Every year three billion fortune cookies are made. The largest, according to Guinness World Records, weighed over three pounds. The average sits in the palm of your hand. Whether dining at a fancy restaurant or munching from white-and-red takeout cartons, fortune cookies are the beloved “dessert” after a Chinese dinner.
Brace yourself. While Chinese fortune cookies have many different stories, one fact remains uncontested.
Chinese fortune cookies are Japanese.
Riddles, April fools’ jokes, and fake news aside, people who live in China don’t even eat fortune cookies. Years ago, the largest producer of fortune cookies, Wonton Foods, tried to introduce the cookies in China. Diners kept eating the fortunes. Eventually, Wonton Foods gave up.

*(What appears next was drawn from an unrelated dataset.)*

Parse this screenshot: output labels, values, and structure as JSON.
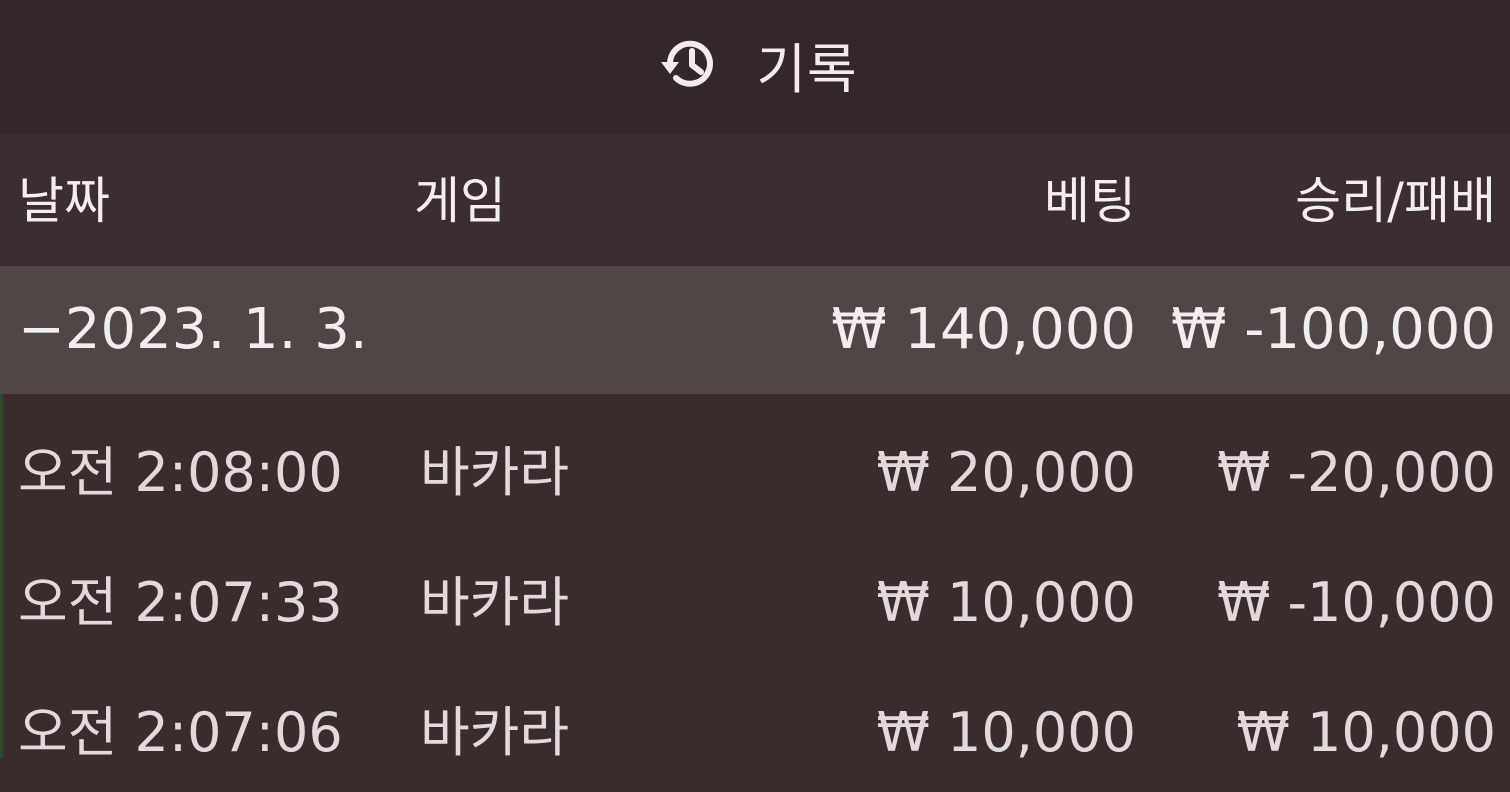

It began centuries ago in Kyoto, Japan. Their fortune cookie was larger than today and savory – made from sesame and miso. These days fortune cookies are smaller and sweet, flavored with vanilla and butter.
The Japanese fortune was wedged into the bend of the cookie – not inside. You can still find these dark-colored cookies in certain areas of Japan. Jennifer Lee reported in The New York Times that “small families [made] fortune cookie-shaped crackers by hand.” Lee found numerous references including an “1878 etching of a man making them in a bakery.”
Makoto Hagiwara introduced the fortune cookie in San Francisco’s Golden Gate Park Japanese Tea Garden. It was the early 1900s and the cookies were made at Benkyodo. a local Japanese Bakery.
This happened long before Chinese immigrant, David Jung, founder of the Hong Kong Noodle Company, claimed he invented the fortune cookie in 1918. Jung gave out his cookies for free. The fortunes were biblical scriptures written by a local Presbyterian minister.
There were other claims.
One story argued fortune cookies date back to the early 1900s when San Francisco’s Chinatown was transformed from a ghetto into a tourist attraction. Another claims the cookies arrived with the California gold rush, brought by Chinese railroad workers. They revived an old tradition from the Mongol invasion in the thirteenth and fourteenth centuries. Rebels hid messages in the cookies and passed them along.
What do you believe?
In 1983 the debate between David Jung (Hong Kong Noodle, Los Angeles) and Makoto Hagiwara (Japanese Tea Garden, San Francisco) was put to the test. Real-life Judge Daniel Hanlon presided in the pseudo-legal Court of Historical Review. He listened to the arguments and decided for Hagiwara.
Included in the evidence was a fortune cookie.
Los Angeles rejected the ruling.
Originally, fortune cookies in the states were made by Japanese-Americans. Soon after the attack on Pearl Harbor in 1941, President Roosevelt issued a horrific executive order that sent over 120,000 Japanese-Americans into internment camps. They left their homes, communities, and businesses.
Fortune cookie production was left to Chinese-Americans. The word got out and the cookies became a staple in Chinese cuisine. The process was automated and they came to be known as Chinese Fortune Cookies.
Today business is booming – the global market is valued at $30.62 billion.
There are custom cookies, dirty, sassy, love, and Fortunes Against Humanity cookies. One company, Fancy Fortune Cookies, makes everything from chocolate dipped, crazy flavors, and holiday giant versions. Fortune cookies have gone beyond restaurants into business marketing and political campaigns. There are non-edibles like lockets, dolls, totes, plush toys, and tees.
In 2022 one North Carolina man used the numbers in his fortune cookie to play the Powerball Lottery. Now he’s four million dollars richer.
There’s a new job on the books: fortune cookie writer. According to Digital Solutions, their guide, How to Become a Fortune Cookie Writer, advises “your messages must impact wisdom to the reader.”
I don’t play the lottery or look for a job as a fortune cookie writer. I do wonder, however, if AI (artificial intelligence) might change the business.